### Work to be completed
What the task needs is the data below, written out verbatim.

### Dataset extract
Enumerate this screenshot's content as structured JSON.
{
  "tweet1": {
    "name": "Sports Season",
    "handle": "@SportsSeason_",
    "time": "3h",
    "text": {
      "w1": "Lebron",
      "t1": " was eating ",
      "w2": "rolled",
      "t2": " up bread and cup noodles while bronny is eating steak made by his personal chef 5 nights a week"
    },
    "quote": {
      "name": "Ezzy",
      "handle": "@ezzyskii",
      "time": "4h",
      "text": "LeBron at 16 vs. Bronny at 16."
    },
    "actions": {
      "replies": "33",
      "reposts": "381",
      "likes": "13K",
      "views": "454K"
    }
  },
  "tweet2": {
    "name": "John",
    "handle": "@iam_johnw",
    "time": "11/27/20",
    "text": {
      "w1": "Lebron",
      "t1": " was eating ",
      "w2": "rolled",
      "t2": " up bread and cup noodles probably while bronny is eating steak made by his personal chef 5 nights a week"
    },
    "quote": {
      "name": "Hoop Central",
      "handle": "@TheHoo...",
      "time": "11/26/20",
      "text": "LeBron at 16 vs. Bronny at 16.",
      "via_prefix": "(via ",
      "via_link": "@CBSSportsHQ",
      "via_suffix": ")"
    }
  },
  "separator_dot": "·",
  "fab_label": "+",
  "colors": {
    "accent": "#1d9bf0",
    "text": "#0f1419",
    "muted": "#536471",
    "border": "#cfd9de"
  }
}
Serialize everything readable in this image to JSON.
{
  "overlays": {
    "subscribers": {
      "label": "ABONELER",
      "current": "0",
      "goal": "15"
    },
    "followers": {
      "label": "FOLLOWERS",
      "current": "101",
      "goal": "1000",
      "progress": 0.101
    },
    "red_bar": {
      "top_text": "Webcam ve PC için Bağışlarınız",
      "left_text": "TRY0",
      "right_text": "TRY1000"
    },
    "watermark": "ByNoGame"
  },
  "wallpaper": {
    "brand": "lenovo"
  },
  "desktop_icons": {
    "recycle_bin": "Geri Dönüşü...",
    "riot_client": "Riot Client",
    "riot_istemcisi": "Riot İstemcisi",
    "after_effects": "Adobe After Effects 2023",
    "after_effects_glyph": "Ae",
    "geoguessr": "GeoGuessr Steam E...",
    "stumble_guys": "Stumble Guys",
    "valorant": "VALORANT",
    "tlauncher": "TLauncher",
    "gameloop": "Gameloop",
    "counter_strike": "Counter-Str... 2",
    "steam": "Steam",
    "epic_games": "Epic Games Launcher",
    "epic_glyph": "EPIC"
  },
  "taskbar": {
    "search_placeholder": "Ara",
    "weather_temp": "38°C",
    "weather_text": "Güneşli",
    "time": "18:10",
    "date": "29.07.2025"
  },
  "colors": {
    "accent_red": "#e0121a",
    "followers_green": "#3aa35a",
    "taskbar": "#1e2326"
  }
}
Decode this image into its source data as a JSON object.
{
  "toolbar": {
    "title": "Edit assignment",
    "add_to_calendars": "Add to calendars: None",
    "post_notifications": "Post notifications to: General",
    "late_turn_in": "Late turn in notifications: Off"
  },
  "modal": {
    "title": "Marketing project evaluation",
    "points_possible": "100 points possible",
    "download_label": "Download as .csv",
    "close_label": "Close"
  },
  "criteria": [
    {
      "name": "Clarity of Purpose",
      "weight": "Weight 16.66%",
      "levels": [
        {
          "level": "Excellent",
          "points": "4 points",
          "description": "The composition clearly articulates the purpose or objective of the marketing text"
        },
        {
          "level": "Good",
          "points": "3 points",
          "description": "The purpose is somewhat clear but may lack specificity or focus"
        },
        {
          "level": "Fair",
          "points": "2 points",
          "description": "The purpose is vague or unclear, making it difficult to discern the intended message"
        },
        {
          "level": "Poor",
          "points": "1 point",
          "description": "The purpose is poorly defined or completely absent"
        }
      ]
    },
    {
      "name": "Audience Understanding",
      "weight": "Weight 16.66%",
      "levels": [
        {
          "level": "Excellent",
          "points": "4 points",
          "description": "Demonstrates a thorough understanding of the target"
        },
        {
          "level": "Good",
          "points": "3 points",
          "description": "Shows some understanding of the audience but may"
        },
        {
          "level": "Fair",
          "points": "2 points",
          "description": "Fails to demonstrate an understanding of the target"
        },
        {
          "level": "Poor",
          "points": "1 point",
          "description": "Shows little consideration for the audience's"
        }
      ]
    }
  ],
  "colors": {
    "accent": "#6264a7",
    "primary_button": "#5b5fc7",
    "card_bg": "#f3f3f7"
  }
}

### Result
Enumerate this screenshot's content as structured JSON.
{
  "tweet1": {
    "name": "Sports Season",
    "handle": "@SportsSeason_",
    "time": "3h",
    "text": {
      "w1": "Lebron",
      "t1": " was eating ",
      "w2": "rolled",
      "t2": " up bread and cup noodles while bronny is eating steak made by his personal chef 5 nights a week"
    },
    "quote": {
      "name": "Ezzy",
      "handle": "@ezzyskii",
      "time": "4h",
      "text": "LeBron at 16 vs. Bronny at 16."
    },
    "actions": {
      "replies": "33",
      "reposts": "381",
      "likes": "13K",
      "views": "454K"
    }
  },
  "tweet2": {
    "name": "John",
    "handle": "@iam_johnw",
    "time": "11/27/20",
    "text": {
      "w1": "Lebron",
      "t1": " was eating ",
      "w2": "rolled",
      "t2": " up bread and cup noodles probably while bronny is eating steak made by his personal chef 5 nights a week"
    },
    "quote": {
      "name": "Hoop Central",
      "handle": "@TheHoo...",
      "time": "11/26/20",
      "text": "LeBron at 16 vs. Bronny at 16.",
      "via_prefix": "(via ",
      "via_link": "@CBSSportsHQ",
      "via_suffix": ")"
    }
  },
  "separator_dot": "·",
  "fab_label": "+",
  "colors": {
    "accent": "#1d9bf0",
    "text": "#0f1419",
    "muted": "#536471",
    "border": "#cfd9de"
  }
}
Serialize everything readable in this image to JSON.
{
  "overlays": {
    "subscribers": {
      "label": "ABONELER",
      "current": "0",
      "goal": "15"
    },
    "followers": {
      "label": "FOLLOWERS",
      "current": "101",
      "goal": "1000",
      "progress": 0.101
    },
    "red_bar": {
      "top_text": "Webcam ve PC için Bağışlarınız",
      "left_text": "TRY0",
      "right_text": "TRY1000"
    },
    "watermark": "ByNoGame"
  },
  "wallpaper": {
    "brand": "lenovo"
  },
  "desktop_icons": {
    "recycle_bin": "Geri Dönüşü...",
    "riot_client": "Riot Client",
    "riot_istemcisi": "Riot İstemcisi",
    "after_effects": "Adobe After Effects 2023",
    "after_effects_glyph": "Ae",
    "geoguessr": "GeoGuessr Steam E...",
    "stumble_guys": "Stumble Guys",
    "valorant": "VALORANT",
    "tlauncher": "TLauncher",
    "gameloop": "Gameloop",
    "counter_strike": "Counter-Str... 2",
    "steam": "Steam",
    "epic_games": "Epic Games Launcher",
    "epic_glyph": "EPIC"
  },
  "taskbar": {
    "search_placeholder": "Ara",
    "weather_temp": "38°C",
    "weather_text": "Güneşli",
    "time": "18:10",
    "date": "29.07.2025"
  },
  "colors": {
    "accent_red": "#e0121a",
    "followers_green": "#3aa35a",
    "taskbar": "#1e2326"
  }
}
Decode this image into its source data as a JSON object.
{
  "toolbar": {
    "title": "Edit assignment",
    "add_to_calendars": "Add to calendars: None",
    "post_notifications": "Post notifications to: General",
    "late_turn_in": "Late turn in notifications: Off"
  },
  "modal": {
    "title": "Marketing project evaluation",
    "points_possible": "100 points possible",
    "download_label": "Download as .csv",
    "close_label": "Close"
  },
  "criteria": [
    {
      "name": "Clarity of Purpose",
      "weight": "Weight 16.66%",
      "levels": [
        {
          "level": "Excellent",
          "points": "4 points",
          "description": "The composition clearly articulates the purpose or objective of the marketing text"
        },
        {
          "level": "Good",
          "points": "3 points",
          "description": "The purpose is somewhat clear but may lack specificity or focus"
        },
        {
          "level": "Fair",
          "points": "2 points",
          "description": "The purpose is vague or unclear, making it difficult to discern the intended message"
        },
        {
          "level": "Poor",
          "points": "1 point",
          "description": "The purpose is poorly defined or completely absent"
        }
      ]
    },
    {
      "name": "Audience Understanding",
      "weight": "Weight 16.66%",
      "levels": [
        {
          "level": "Excellent",
          "points": "4 points",
          "description": "Demonstrates a thorough understanding of the target"
        },
        {
          "level": "Good",
          "points": "3 points",
          "description": "Shows some understanding of the audience but may"
        },
        {
          "level": "Fair",
          "points": "2 points",
          "description": "Fails to demonstrate an understanding of the target"
        },
        {
          "level": "Poor",
          "points": "1 point",
          "description": "Shows little consideration for the audience's"
        }
      ]
    }
  ],
  "colors": {
    "accent": "#6264a7",
    "primary_button": "#5b5fc7",
    "card_bg": "#f3f3f7"
  }
}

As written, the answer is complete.